District 2 school board member Charlie Stoudenmire said he welcomed Smith's group to the meeting, and agrees that the district needs to analyze if it's doing enough to help minority children. School board Chairman Bo Blanton will propose the creation of a new committee to examine some of the concerns raised by Smith's group, and Stoudenmire said the discussions are needed even if District 2's black suspension and expulsion percentage is not as disproportionate as the rate in some surrounding districts.

"I'll be happy when we save every child," Stoudenmire said. "We haven't done that yet."

Although Smith did not produce state and national figures at Monday's meeting, the data is available from the U.S. Department of Education.

Several years ago, black students accounted for 16.8 percent of the nation's total public school enrollment, according to projected values in the U.S. Department of Education's 2004 Civil Rights Data Collection. Yet black students tallied 37 percent of all out-of-school suspensions handed out to students, and 34.5 percent of the total expulsions nationwide.

During the same year in South Carolina, black students were 38.5 percent of the state's total enrollment, according to the same federal data report. Despite accounting for less than half of the state's student population, blacks tallied 62.8 percent of all out-of-school suspensions and 66 percent of the state's expulsions.

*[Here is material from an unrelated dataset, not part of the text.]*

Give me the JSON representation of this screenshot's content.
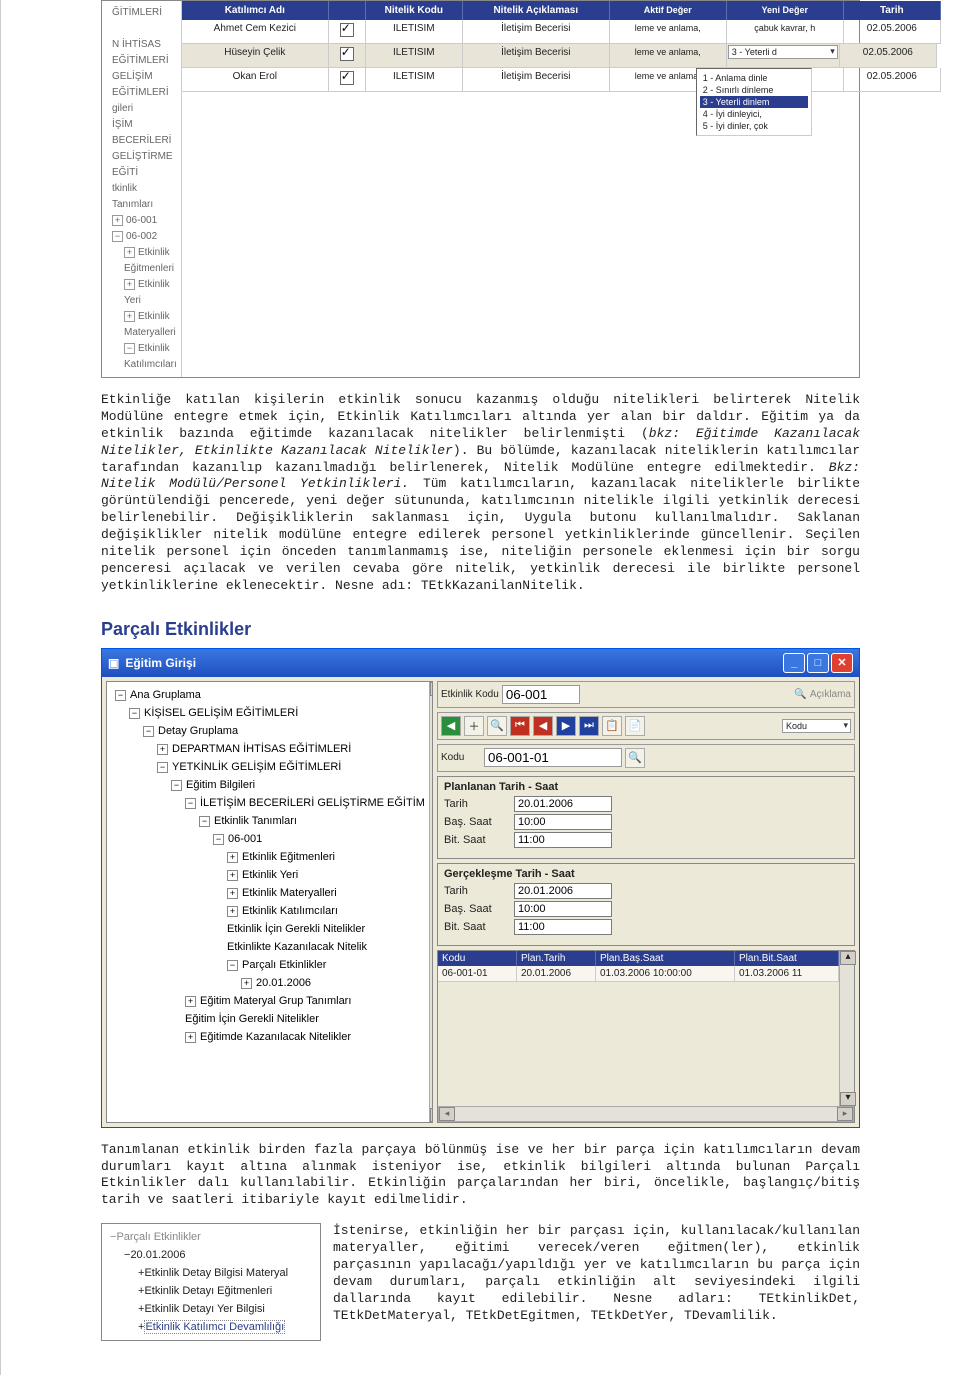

Smith said the local, state and national figures are shocking and prove the black community needs to do more to highlight the discrepancy and discuss the reasons for it. "We should be looking at another major civil rights battle," Smith said. "We have a major issue on our hands."

The Post and Courier requested similar data from all local school districts Tuesday under the Freedom of Information Act, asking them to break down suspensions and expulsions along racial lines. Berkeley County School District officials said they would supply their data today.

Jack McDevitt, director of Northeastern University's Institute on Race and Justice in Boston, said the national statistics show the issue isn't just a Southern states problem. Instead, McDevitt said the disproportionate number of black suspensions and expulsions are a result of zero-tolerance policies enacted by some school districts in the wake of violent outbursts on school campuses.

The zero-tolerance policies call for stricter punishments for misbehavior such as petty theft, drugs and fights, McDevitt said, and national research shows that black and Hispanic students are bearing the brunt of the penalties for these infractions. Other experts have called the phenomenon the "school to prison pipeline" as minority youths kicked out of school for disciplinary reasons often find themselves with few options besides crime, he said.

Schools and districts concerned about the disparity should do a more thorough job of monitoring their discipline statistics along racial lines, McDevitt said, adding that most districts don't circulate or publicize their discipline data, especially how suspensions and expulsions break down by race.

"Most schools don't even keep these kinds of records, so they wouldn't know how their discipline strategies are disproportionately affecting one group over another," he said. "If you don't look, you never know. Schools monitor who passes their standardized tests, but not who is leaving their school."